TASK INSTRUCTIONS:
Within the material, how many of the lines include the word "name"? State only that number.

SUPPLIED MATERIAL:
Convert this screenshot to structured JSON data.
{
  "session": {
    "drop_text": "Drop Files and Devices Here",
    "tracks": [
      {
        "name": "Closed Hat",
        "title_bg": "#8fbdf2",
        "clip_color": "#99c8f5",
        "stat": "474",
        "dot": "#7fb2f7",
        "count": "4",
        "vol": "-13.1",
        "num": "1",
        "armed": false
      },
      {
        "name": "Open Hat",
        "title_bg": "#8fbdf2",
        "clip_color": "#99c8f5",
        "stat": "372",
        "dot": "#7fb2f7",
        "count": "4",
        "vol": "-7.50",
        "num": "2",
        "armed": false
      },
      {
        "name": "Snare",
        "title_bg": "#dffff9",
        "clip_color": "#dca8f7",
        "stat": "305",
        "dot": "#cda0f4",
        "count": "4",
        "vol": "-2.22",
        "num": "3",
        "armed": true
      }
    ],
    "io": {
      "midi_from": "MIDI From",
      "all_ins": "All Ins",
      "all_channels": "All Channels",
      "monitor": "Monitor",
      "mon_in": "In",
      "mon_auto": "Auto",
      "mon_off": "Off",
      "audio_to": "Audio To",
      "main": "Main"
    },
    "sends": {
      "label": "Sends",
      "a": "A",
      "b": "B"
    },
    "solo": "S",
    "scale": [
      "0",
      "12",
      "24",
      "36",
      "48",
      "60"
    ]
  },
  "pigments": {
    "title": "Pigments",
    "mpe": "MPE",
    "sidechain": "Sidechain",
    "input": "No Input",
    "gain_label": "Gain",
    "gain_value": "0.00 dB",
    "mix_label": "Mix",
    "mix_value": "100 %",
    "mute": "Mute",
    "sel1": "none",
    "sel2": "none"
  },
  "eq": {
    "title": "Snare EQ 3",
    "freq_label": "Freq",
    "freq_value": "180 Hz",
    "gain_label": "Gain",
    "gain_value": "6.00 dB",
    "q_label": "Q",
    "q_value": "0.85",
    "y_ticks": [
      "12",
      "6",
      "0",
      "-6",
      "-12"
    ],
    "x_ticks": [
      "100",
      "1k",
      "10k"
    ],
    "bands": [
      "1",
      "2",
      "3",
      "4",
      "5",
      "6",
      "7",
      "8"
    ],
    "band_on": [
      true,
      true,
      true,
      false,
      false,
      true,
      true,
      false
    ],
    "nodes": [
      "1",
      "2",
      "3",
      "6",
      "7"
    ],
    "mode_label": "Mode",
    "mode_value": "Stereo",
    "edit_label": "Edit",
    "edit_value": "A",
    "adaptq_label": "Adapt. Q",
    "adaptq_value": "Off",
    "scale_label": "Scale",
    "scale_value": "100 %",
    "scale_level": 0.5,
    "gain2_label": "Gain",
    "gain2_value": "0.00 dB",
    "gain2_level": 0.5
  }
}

RESULT OF THE EXERCISE:
3